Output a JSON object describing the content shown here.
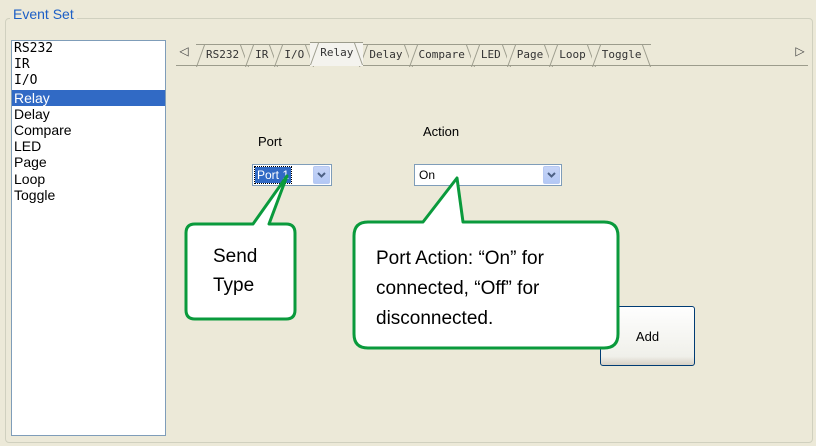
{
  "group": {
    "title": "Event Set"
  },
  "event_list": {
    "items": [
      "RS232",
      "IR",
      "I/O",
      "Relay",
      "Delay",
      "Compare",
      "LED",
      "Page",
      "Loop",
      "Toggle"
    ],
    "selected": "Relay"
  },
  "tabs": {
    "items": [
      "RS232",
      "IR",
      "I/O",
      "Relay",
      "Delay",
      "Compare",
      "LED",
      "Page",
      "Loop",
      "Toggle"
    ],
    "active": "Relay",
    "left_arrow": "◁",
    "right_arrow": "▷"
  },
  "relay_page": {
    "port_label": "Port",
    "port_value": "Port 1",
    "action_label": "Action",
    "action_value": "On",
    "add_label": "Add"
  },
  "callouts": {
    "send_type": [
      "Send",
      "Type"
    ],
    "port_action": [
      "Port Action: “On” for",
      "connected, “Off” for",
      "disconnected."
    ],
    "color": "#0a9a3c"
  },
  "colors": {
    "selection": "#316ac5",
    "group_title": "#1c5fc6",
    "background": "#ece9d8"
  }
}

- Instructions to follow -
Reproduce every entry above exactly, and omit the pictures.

- Exercise solution -
Output a JSON object describing the content shown here.
{
  "group": {
    "title": "Event Set"
  },
  "event_list": {
    "items": [
      "RS232",
      "IR",
      "I/O",
      "Relay",
      "Delay",
      "Compare",
      "LED",
      "Page",
      "Loop",
      "Toggle"
    ],
    "selected": "Relay"
  },
  "tabs": {
    "items": [
      "RS232",
      "IR",
      "I/O",
      "Relay",
      "Delay",
      "Compare",
      "LED",
      "Page",
      "Loop",
      "Toggle"
    ],
    "active": "Relay",
    "left_arrow": "◁",
    "right_arrow": "▷"
  },
  "relay_page": {
    "port_label": "Port",
    "port_value": "Port 1",
    "action_label": "Action",
    "action_value": "On",
    "add_label": "Add"
  },
  "callouts": {
    "send_type": [
      "Send",
      "Type"
    ],
    "port_action": [
      "Port Action: “On” for",
      "connected, “Off” for",
      "disconnected."
    ],
    "color": "#0a9a3c"
  },
  "colors": {
    "selection": "#316ac5",
    "group_title": "#1c5fc6",
    "background": "#ece9d8"
  }
}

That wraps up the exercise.